*Exercise details:* The string "právo" may appear in lines of the listing. Report each line where it does.

*Data shown:*
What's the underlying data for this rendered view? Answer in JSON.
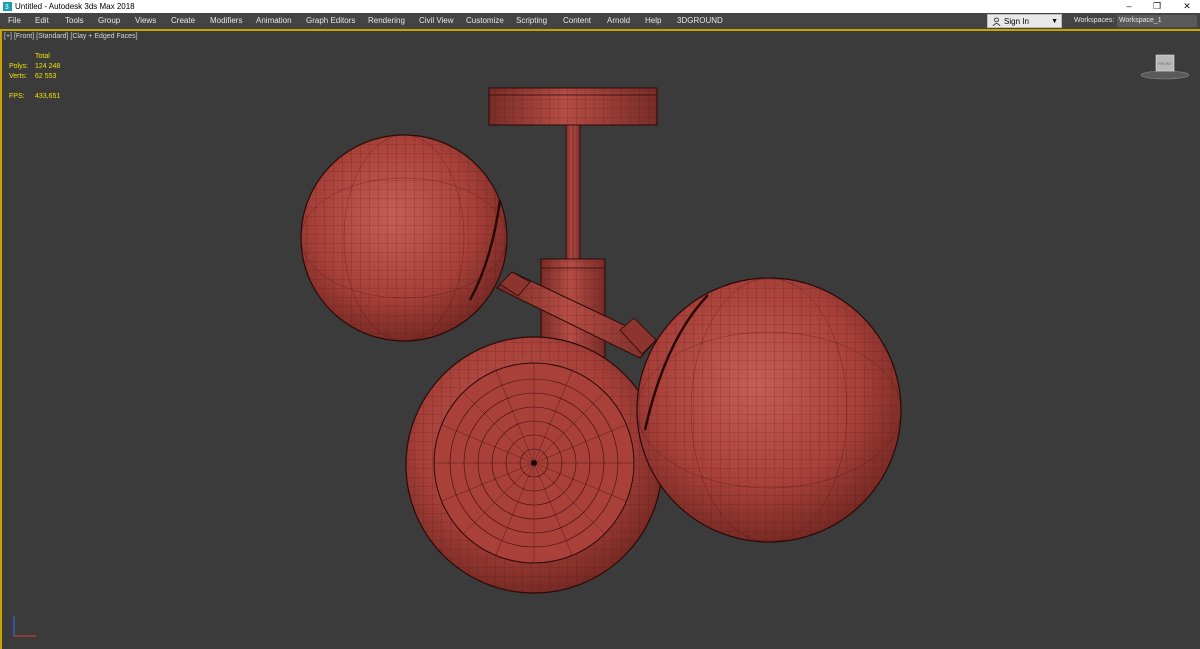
{
  "window": {
    "title": "Untitled - Autodesk 3ds Max 2018",
    "controls": {
      "minimize": "–",
      "restore": "❐",
      "close": "✕"
    }
  },
  "menubar": {
    "items": [
      "File",
      "Edit",
      "Tools",
      "Group",
      "Views",
      "Create",
      "Modifiers",
      "Animation",
      "Graph Editors",
      "Rendering",
      "Civil View",
      "Customize",
      "Scripting",
      "Content",
      "Arnold",
      "Help",
      "3DGROUND"
    ],
    "sign_in": "Sign In",
    "workspaces_label": "Workspaces:",
    "workspace_value": "Workspace_1"
  },
  "viewport": {
    "label_parts": [
      "[+]",
      "[Front]",
      "[Standard]",
      "[Clay + Edged Faces]"
    ],
    "stats": {
      "header": "Total",
      "polys_label": "Polys:",
      "polys_value": "124 248",
      "verts_label": "Verts:",
      "verts_value": "62 553",
      "fps_label": "FPS:",
      "fps_value": "433,651"
    },
    "viewcube_label": "FRONT"
  },
  "colors": {
    "viewport_bg": "#3b3b3b",
    "active_border": "#c9a400",
    "stats_text": "#f1e300",
    "model_red": "#a8403a"
  }
}
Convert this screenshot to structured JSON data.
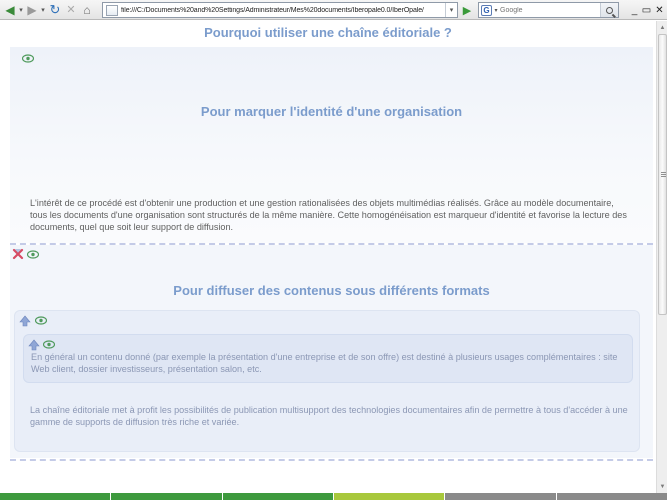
{
  "browser": {
    "url": "file:///C:/Documents%20and%20Settings/Administrateur/Mes%20documents/Iberopale0.0/IberOpale/",
    "search_placeholder": "Google",
    "search_engine_letter": "G"
  },
  "page": {
    "title": "Pourquoi utiliser une chaîne éditoriale ?",
    "sections": [
      {
        "title": "Pour marquer l'identité d'une organisation",
        "text": "L'intérêt de ce procédé est d'obtenir une production et une gestion rationalisées des objets multimédias réalisés. Grâce au modèle documentaire, tous les documents d'une organisation sont structurés de la même manière. Cette homogénéisation est marqueur d'identité et favorise la lecture des documents, quel que soit leur support de diffusion."
      },
      {
        "title": "Pour diffuser des contenus sous différents formats",
        "inner_text": "En général un contenu donné (par exemple la présentation d'une entreprise et de son offre) est destiné à plusieurs usages complémentaires : site Web client, dossier investisseurs, présentation salon, etc.",
        "box_text": "La chaîne éditoriale met à profit les possibilités de publication multisupport des technologies documentaires afin de permettre à tous d'accéder à une gamme de supports de diffusion très riche et variée."
      }
    ]
  },
  "bottom_tabs": [
    {
      "color": "#3e9a3e"
    },
    {
      "color": "#3e9a3e"
    },
    {
      "color": "#3e9a3e"
    },
    {
      "color": "#a8c83c"
    },
    {
      "color": "#8a8a8a"
    },
    {
      "color": "#8a8a8a"
    }
  ],
  "colors": {
    "title": "#7b9ccc",
    "body_text": "#5f5f5f",
    "muted_text": "#8b97b4",
    "section_bg": "#f3f6fb"
  }
}
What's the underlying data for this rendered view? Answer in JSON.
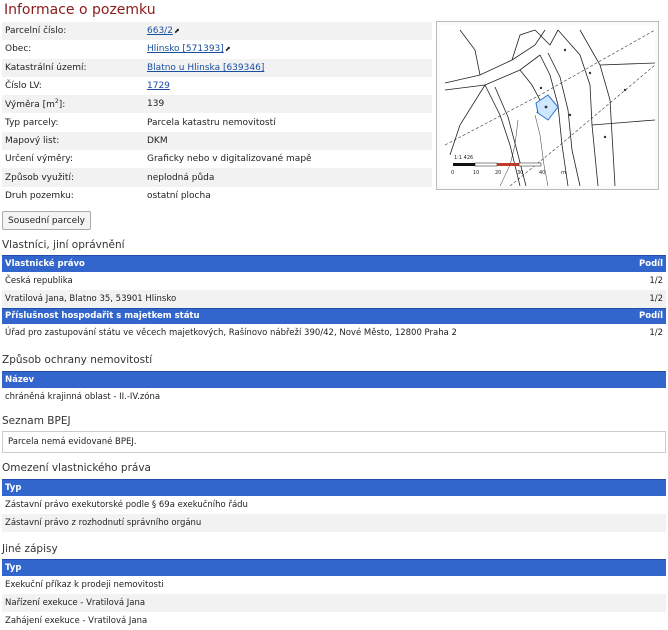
{
  "title": "Informace o pozemku",
  "info": {
    "rows": [
      {
        "label": "Parcelní číslo:",
        "value": "663/2",
        "link": true,
        "ext": true
      },
      {
        "label": "Obec:",
        "value": "Hlinsko [571393]",
        "link": true,
        "ext": true
      },
      {
        "label": "Katastrální území:",
        "value": "Blatno u Hlinska [639346]",
        "link": true,
        "ext": false
      },
      {
        "label": "Číslo LV:",
        "value": "1729",
        "link": true,
        "ext": false
      },
      {
        "label": "Výměra [m²]:",
        "value": "139",
        "link": false,
        "ext": false
      },
      {
        "label": "Typ parcely:",
        "value": "Parcela katastru nemovitostí",
        "link": false,
        "ext": false
      },
      {
        "label": "Mapový list:",
        "value": "DKM",
        "link": false,
        "ext": false
      },
      {
        "label": "Určení výměry:",
        "value": "Graficky nebo v digitalizované mapě",
        "link": false,
        "ext": false
      },
      {
        "label": "Způsob využití:",
        "value": "neplodná půda",
        "link": false,
        "ext": false
      },
      {
        "label": "Druh pozemku:",
        "value": "ostatní plocha",
        "link": false,
        "ext": false
      }
    ]
  },
  "map": {
    "scale_label": "1:1 426",
    "scale_ticks": [
      "0",
      "10",
      "20",
      "30",
      "40",
      "m"
    ],
    "bar_color": "#c0392b"
  },
  "neighbors_button": "Sousední parcely",
  "owners": {
    "title": "Vlastníci, jiní oprávnění",
    "group1": {
      "header": "Vlastnické právo",
      "share_header": "Podíl"
    },
    "rows1": [
      {
        "name": "Česká republika",
        "share": "1/2"
      },
      {
        "name": "Vratilová Jana, Blatno 35, 53901 Hlinsko",
        "share": "1/2"
      }
    ],
    "group2": {
      "header": "Příslušnost hospodařit s majetkem státu",
      "share_header": "Podíl"
    },
    "rows2": [
      {
        "name": "Úřad pro zastupování státu ve věcech majetkových, Rašínovo nábřeží 390/42, Nové Město, 12800 Praha 2",
        "share": "1/2"
      }
    ]
  },
  "protection": {
    "title": "Způsob ochrany nemovitostí",
    "header": "Název",
    "rows": [
      "chráněná krajinná oblast - II.-IV.zóna"
    ]
  },
  "bpej": {
    "title": "Seznam BPEJ",
    "text": "Parcela nemá evidované BPEJ."
  },
  "restrictions": {
    "title": "Omezení vlastnického práva",
    "header": "Typ",
    "rows": [
      "Zástavní právo exekutorské podle § 69a exekučního řádu",
      "Zástavní právo z rozhodnutí správního orgánu"
    ]
  },
  "other": {
    "title": "Jiné zápisy",
    "header": "Typ",
    "rows": [
      "Exekuční příkaz k prodeji nemovitosti",
      "Nařízení exekuce - Vratilová Jana",
      "Zahájení exekuce - Vratilová Jana"
    ]
  }
}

*Exercise result:*
      "header": "Vlastnické právo",
      "Zástavní právo exekutorské podle § 69a exekučního řádu",
      "Zástavní právo z rozhodnutí správního orgánu"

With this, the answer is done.